There’s plenty of other fine songs on the EP and the cassette looks like it’s getting another production run so head on over  to the Wrong Place (Right Time) Bandcamp page.  While you are there, check the back catalogue items from Foxy Morons and other Tasmanian lo-fi & DIY music gems on display.



William DaymondDay 2 of NZ Music Month comes from The Winebox Inquiry, which is the name for the solo music of William Daymond, also of Wellington band Terror of the Deep and formerly Christchurch trio The Pickups. Here’s the gloriously jangling “What A Day” to brighten up your Monday.

Following on from the ‘tax haven’ theme we started with in yesterday’s post, The Winebox Inquiry name comes from a tax evasion/avoidance chapter in NZ’s history twenty years ago.

“The Winebox InquirySets Sail!” is a fine album demonstrating perfectly William’s deep abiding love of psychedelic guitar pop, specifically the music of The Monkees and The Clean and everything in between.

The songs are strong and beautifully recorded, with requisite musical contributions from jangling 12-string guitars and chiming keyboards. It’s an eclectic mix of weird and wonderful and creates a delightful, eclectic musical jumble-shop tribute to his musical inspirations while sounding fresh, odd and original rather than a pastiche of anything.




“There’s something about Dunedin, some unique peculiarity, that has imparted its distinctive stamp on its popular music. Perhaps that sprawling, timeless decay that the city presents to the visitor has manifested itself in the minds and music of its younger inhabitants. Just a notion.”

The second thing I ever wrote (or had published) in my part-time freelance journalist career was a review of a Dunedin fanzine called ‘Garage’. It has typically lurid writing in places, something I am still prone to doing. What was I thinking? Too much reading of the old 1980s NME is what I was thinking.

Southland Times, 'Music Scene' 1985

Southland Times, ‘Music Scene’ 1985

‘Garage’ was published by my soon-to-be-friend Richard Langston. He’s still as excitable & passionate (and prone to Tourette’s-like outbursts of swearing) about music today as he was in 1985. He doesn’t publish a fanzine these days, just occasional books of poetry. He’s a freelance TV and radio journalist & presenter now. He often sneaks outrageous NZ music onto National Radio shows he occasionally hosts as a ‘stand-in’.

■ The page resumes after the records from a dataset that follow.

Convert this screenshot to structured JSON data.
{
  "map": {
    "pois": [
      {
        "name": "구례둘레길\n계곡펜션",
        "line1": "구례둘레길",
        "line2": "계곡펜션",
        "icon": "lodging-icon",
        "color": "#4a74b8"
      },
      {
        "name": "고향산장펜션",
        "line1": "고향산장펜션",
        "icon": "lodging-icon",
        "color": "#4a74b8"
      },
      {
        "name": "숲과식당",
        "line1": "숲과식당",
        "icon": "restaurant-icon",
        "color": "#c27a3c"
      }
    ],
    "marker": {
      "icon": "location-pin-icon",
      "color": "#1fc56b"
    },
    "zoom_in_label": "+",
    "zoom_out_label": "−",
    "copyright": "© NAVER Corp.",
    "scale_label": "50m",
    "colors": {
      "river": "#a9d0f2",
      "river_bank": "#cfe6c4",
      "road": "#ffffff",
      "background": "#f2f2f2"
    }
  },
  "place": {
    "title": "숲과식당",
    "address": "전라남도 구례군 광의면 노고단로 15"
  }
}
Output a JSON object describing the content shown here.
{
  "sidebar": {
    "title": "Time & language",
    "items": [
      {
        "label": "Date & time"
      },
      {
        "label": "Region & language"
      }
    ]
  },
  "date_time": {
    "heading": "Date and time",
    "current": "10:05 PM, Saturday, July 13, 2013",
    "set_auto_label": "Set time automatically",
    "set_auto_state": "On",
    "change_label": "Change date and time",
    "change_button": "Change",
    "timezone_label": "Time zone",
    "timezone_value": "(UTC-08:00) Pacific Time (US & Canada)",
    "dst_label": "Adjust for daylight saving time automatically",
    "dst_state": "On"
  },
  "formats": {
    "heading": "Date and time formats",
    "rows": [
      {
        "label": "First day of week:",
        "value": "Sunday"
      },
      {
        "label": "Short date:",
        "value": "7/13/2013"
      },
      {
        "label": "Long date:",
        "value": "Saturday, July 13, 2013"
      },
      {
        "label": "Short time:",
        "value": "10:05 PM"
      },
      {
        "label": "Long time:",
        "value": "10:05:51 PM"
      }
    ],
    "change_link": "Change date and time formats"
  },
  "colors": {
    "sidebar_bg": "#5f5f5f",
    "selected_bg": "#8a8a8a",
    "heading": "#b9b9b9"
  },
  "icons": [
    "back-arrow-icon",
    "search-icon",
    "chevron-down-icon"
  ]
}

There were only 6 issues of Garage fanzine. But those issues capture a big slice of the golden years of Flying Nun records and of music making in Dunedin and elsewhere in NZ.

Thirty years on I’m in an even better position to form some views on the minds and music of Dunedin’s younger inhabitants. I’m trying to write something about it for a compilation LP Fishrider Records will be releasing hopefully around June. I’ll probably just re-use this quote. It’s just as likely to be true now as it was 30 years ago.